Go through the data and copy each line that holds "used".

*** Begin section ***

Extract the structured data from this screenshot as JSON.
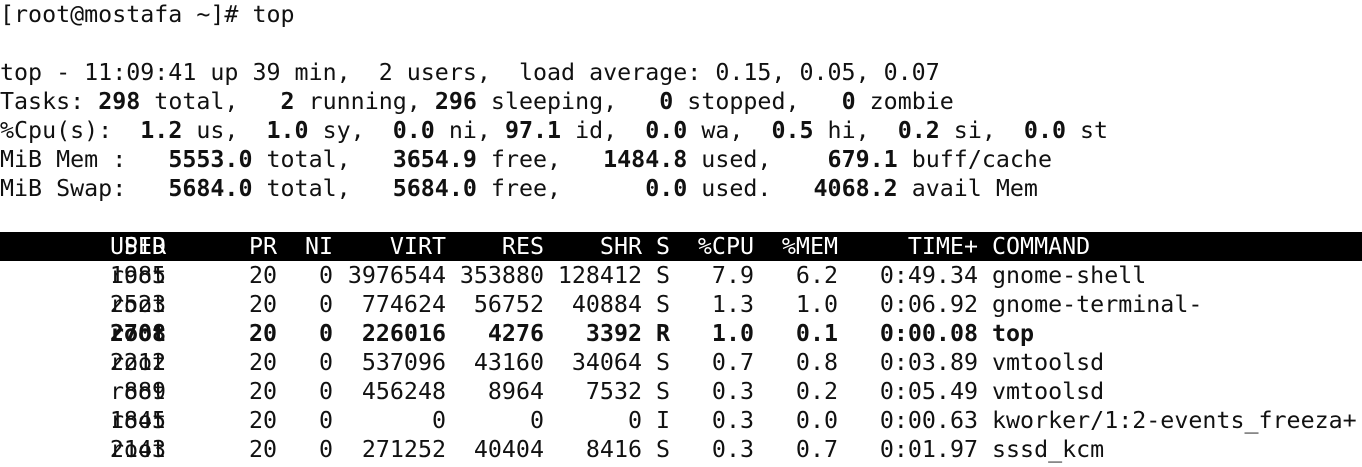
{
  "prompt": {
    "text": "[root@mostafa ~]# top"
  },
  "summary": {
    "line1": "top - 11:09:41 up 39 min,  2 users,  load average: 0.15, 0.05, 0.07",
    "tasks": {
      "label": "Tasks: ",
      "total": "298",
      "total_label": " total,   ",
      "running": "2",
      "running_label": " running, ",
      "sleeping": "296",
      "sleeping_label": " sleeping,   ",
      "stopped": "0",
      "stopped_label": " stopped,   ",
      "zombie": "0",
      "zombie_label": " zombie"
    },
    "cpu": {
      "label": "%Cpu(s):  ",
      "us": "1.2",
      "us_label": " us,  ",
      "sy": "1.0",
      "sy_label": " sy,  ",
      "ni": "0.0",
      "ni_label": " ni, ",
      "id": "97.1",
      "id_label": " id,  ",
      "wa": "0.0",
      "wa_label": " wa,  ",
      "hi": "0.5",
      "hi_label": " hi,  ",
      "si": "0.2",
      "si_label": " si,  ",
      "st": "0.0",
      "st_label": " st"
    },
    "mem": {
      "label": "MiB Mem :   ",
      "total": "5553.0",
      "total_label": " total,   ",
      "free": "3654.9",
      "free_label": " free,   ",
      "used": "1484.8",
      "used_label": " used,    ",
      "cache": "679.1",
      "cache_label": " buff/cache"
    },
    "swap": {
      "label": "MiB Swap:   ",
      "total": "5684.0",
      "total_label": " total,   ",
      "free": "5684.0",
      "free_label": " free,      ",
      "used": "0.0",
      "used_label": " used.   ",
      "avail": "4068.2",
      "avail_label": " avail Mem"
    }
  },
  "table": {
    "headers": {
      "pid": "PID",
      "user": "USER",
      "pr": "PR",
      "ni": "NI",
      "virt": "VIRT",
      "res": "RES",
      "shr": "SHR",
      "s": "S",
      "cpu": "%CPU",
      "mem": "%MEM",
      "time": "TIME+",
      "command": "COMMAND"
    },
    "rows": [
      {
        "pid": "1985",
        "user": "root",
        "pr": "20",
        "ni": "0",
        "virt": "3976544",
        "res": "353880",
        "shr": "128412",
        "s": "S",
        "cpu": "7.9",
        "mem": "6.2",
        "time": "0:49.34",
        "command": "gnome-shell"
      },
      {
        "pid": "2523",
        "user": "root",
        "pr": "20",
        "ni": "0",
        "virt": "774624",
        "res": "56752",
        "shr": "40884",
        "s": "S",
        "cpu": "1.3",
        "mem": "1.0",
        "time": "0:06.92",
        "command": "gnome-terminal-"
      },
      {
        "pid": "2708",
        "user": "root",
        "pr": "20",
        "ni": "0",
        "virt": "226016",
        "res": "4276",
        "shr": "3392",
        "s": "R",
        "cpu": "1.0",
        "mem": "0.1",
        "time": "0:00.08",
        "command": "top"
      },
      {
        "pid": "2212",
        "user": "root",
        "pr": "20",
        "ni": "0",
        "virt": "537096",
        "res": "43160",
        "shr": "34064",
        "s": "S",
        "cpu": "0.7",
        "mem": "0.8",
        "time": "0:03.89",
        "command": "vmtoolsd"
      },
      {
        "pid": "889",
        "user": "root",
        "pr": "20",
        "ni": "0",
        "virt": "456248",
        "res": "8964",
        "shr": "7532",
        "s": "S",
        "cpu": "0.3",
        "mem": "0.2",
        "time": "0:05.49",
        "command": "vmtoolsd"
      },
      {
        "pid": "1845",
        "user": "root",
        "pr": "20",
        "ni": "0",
        "virt": "0",
        "res": "0",
        "shr": "0",
        "s": "I",
        "cpu": "0.3",
        "mem": "0.0",
        "time": "0:00.63",
        "command": "kworker/1:2-events_freeza+"
      },
      {
        "pid": "2143",
        "user": "root",
        "pr": "20",
        "ni": "0",
        "virt": "271252",
        "res": "40404",
        "shr": "8416",
        "s": "S",
        "cpu": "0.3",
        "mem": "0.7",
        "time": "0:01.97",
        "command": "sssd_kcm"
      }
    ]
  },
  "colors": {
    "background": "#ffffff",
    "text": "#111111",
    "header_bg": "#000000",
    "header_text": "#ffffff"
  }
}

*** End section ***

● **Task solution**:
      "used": "1484.8",
      "used_label": " used,    ",
      "used": "0.0",
      "used_label": " used.   ",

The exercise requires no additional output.